Entries from a dataset of interfaces
╭──
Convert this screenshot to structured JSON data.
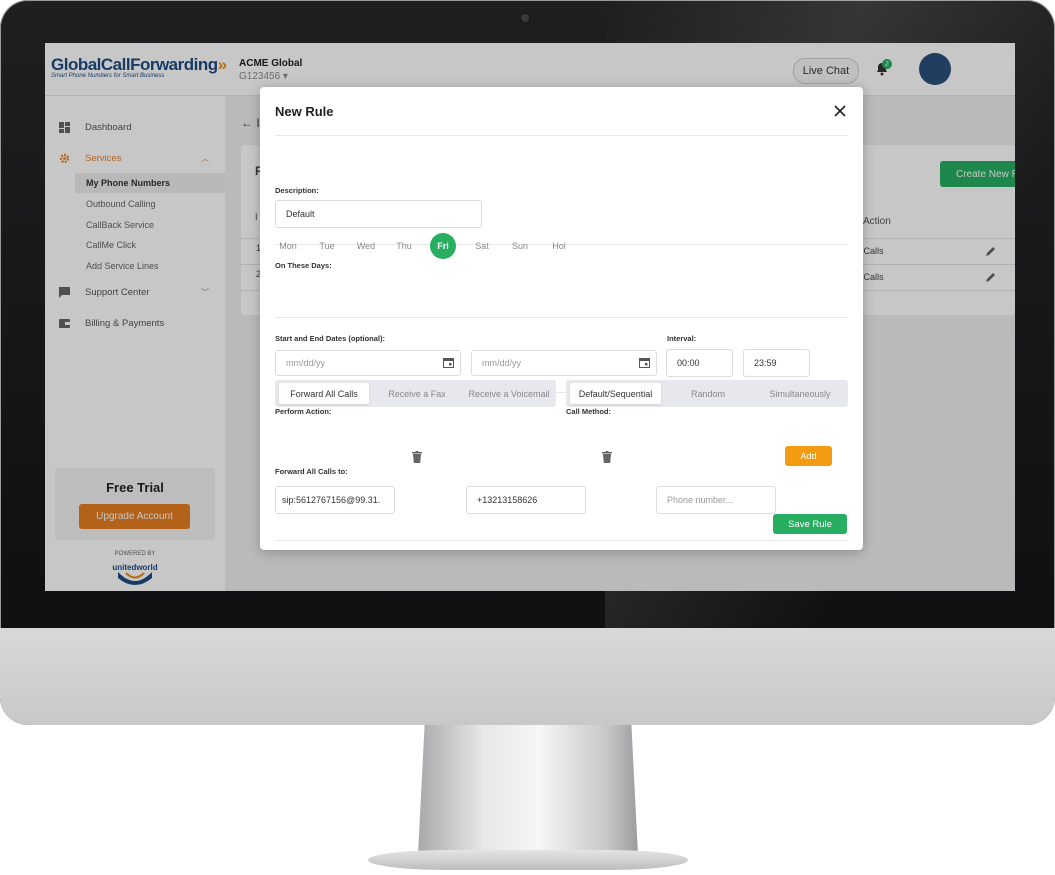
{
  "app": {
    "logo_text_a": "GlobalCall",
    "logo_text_b": "Forwarding",
    "logo_chevrons": "»",
    "logo_tagline": "Smart Phone Numbers for Smart Business",
    "account_name": "ACME Global",
    "account_id": "G123456 ▾",
    "live_chat": "Live Chat",
    "notification_count": "2",
    "brand_colors": {
      "blue": "#1e4c84",
      "orange": "#e67e22",
      "green": "#27ae60"
    }
  },
  "sidebar": {
    "items": [
      {
        "label": "Dashboard",
        "icon": "dashboard-icon"
      },
      {
        "label": "Services",
        "icon": "gear-icon",
        "expanded": true
      },
      {
        "label": "Support Center",
        "icon": "chat-icon"
      },
      {
        "label": "Billing & Payments",
        "icon": "wallet-icon"
      }
    ],
    "services_sub": [
      "My Phone Numbers",
      "Outbound Calling",
      "CallBack Service",
      "CallMe Click",
      "Add Service Lines"
    ],
    "selected_sub": "My Phone Numbers",
    "trial_title": "Free Trial",
    "trial_button": "Upgrade Account",
    "powered_by": "POWERED BY",
    "powered_brand": "unitedworld"
  },
  "background": {
    "create_button": "Create New R",
    "action_header": "Action",
    "row1_action": "ll Calls",
    "row2_action": "ll Calls",
    "edge_title": "F",
    "edge_header": "I",
    "edge_row1": "1",
    "edge_row2": "2",
    "back_label": "← I"
  },
  "modal": {
    "title": "New Rule",
    "description_label": "Description:",
    "description_value": "Default",
    "days_label": "On These Days:",
    "days": [
      "Mon",
      "Tue",
      "Wed",
      "Thu",
      "Fri",
      "Sat",
      "Sun",
      "Hol"
    ],
    "selected_day": "Fri",
    "dates_label": "Start and End Dates (optional):",
    "start_date_placeholder": "mm/dd/yy",
    "end_date_placeholder": "mm/dd/yy",
    "interval_label": "Interval:",
    "interval_start": "00:00",
    "interval_end": "23:59",
    "perform_action_label": "Perform Action:",
    "perform_actions": [
      "Forward All Calls",
      "Receive a Fax",
      "Receive a Voicemail"
    ],
    "selected_action": "Forward All Calls",
    "call_method_label": "Call Method:",
    "call_methods": [
      "Default/Sequential",
      "Random",
      "Simultaneously"
    ],
    "selected_method": "Default/Sequential",
    "forward_label": "Forward All Calls to:",
    "destinations": [
      "sip:5612767156@99.31.",
      "+13213158626"
    ],
    "new_destination_placeholder": "Phone number...",
    "add_button": "Add",
    "save_button": "Save Rule"
  }
}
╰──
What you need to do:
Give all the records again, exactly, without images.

Result for this exercise:
Convert this screenshot to structured JSON data.
{
  "app": {
    "logo_text_a": "GlobalCall",
    "logo_text_b": "Forwarding",
    "logo_chevrons": "»",
    "logo_tagline": "Smart Phone Numbers for Smart Business",
    "account_name": "ACME Global",
    "account_id": "G123456 ▾",
    "live_chat": "Live Chat",
    "notification_count": "2",
    "brand_colors": {
      "blue": "#1e4c84",
      "orange": "#e67e22",
      "green": "#27ae60"
    }
  },
  "sidebar": {
    "items": [
      {
        "label": "Dashboard",
        "icon": "dashboard-icon"
      },
      {
        "label": "Services",
        "icon": "gear-icon",
        "expanded": true
      },
      {
        "label": "Support Center",
        "icon": "chat-icon"
      },
      {
        "label": "Billing & Payments",
        "icon": "wallet-icon"
      }
    ],
    "services_sub": [
      "My Phone Numbers",
      "Outbound Calling",
      "CallBack Service",
      "CallMe Click",
      "Add Service Lines"
    ],
    "selected_sub": "My Phone Numbers",
    "trial_title": "Free Trial",
    "trial_button": "Upgrade Account",
    "powered_by": "POWERED BY",
    "powered_brand": "unitedworld"
  },
  "background": {
    "create_button": "Create New R",
    "action_header": "Action",
    "row1_action": "ll Calls",
    "row2_action": "ll Calls",
    "edge_title": "F",
    "edge_header": "I",
    "edge_row1": "1",
    "edge_row2": "2",
    "back_label": "← I"
  },
  "modal": {
    "title": "New Rule",
    "description_label": "Description:",
    "description_value": "Default",
    "days_label": "On These Days:",
    "days": [
      "Mon",
      "Tue",
      "Wed",
      "Thu",
      "Fri",
      "Sat",
      "Sun",
      "Hol"
    ],
    "selected_day": "Fri",
    "dates_label": "Start and End Dates (optional):",
    "start_date_placeholder": "mm/dd/yy",
    "end_date_placeholder": "mm/dd/yy",
    "interval_label": "Interval:",
    "interval_start": "00:00",
    "interval_end": "23:59",
    "perform_action_label": "Perform Action:",
    "perform_actions": [
      "Forward All Calls",
      "Receive a Fax",
      "Receive a Voicemail"
    ],
    "selected_action": "Forward All Calls",
    "call_method_label": "Call Method:",
    "call_methods": [
      "Default/Sequential",
      "Random",
      "Simultaneously"
    ],
    "selected_method": "Default/Sequential",
    "forward_label": "Forward All Calls to:",
    "destinations": [
      "sip:5612767156@99.31.",
      "+13213158626"
    ],
    "new_destination_placeholder": "Phone number...",
    "add_button": "Add",
    "save_button": "Save Rule"
  }
}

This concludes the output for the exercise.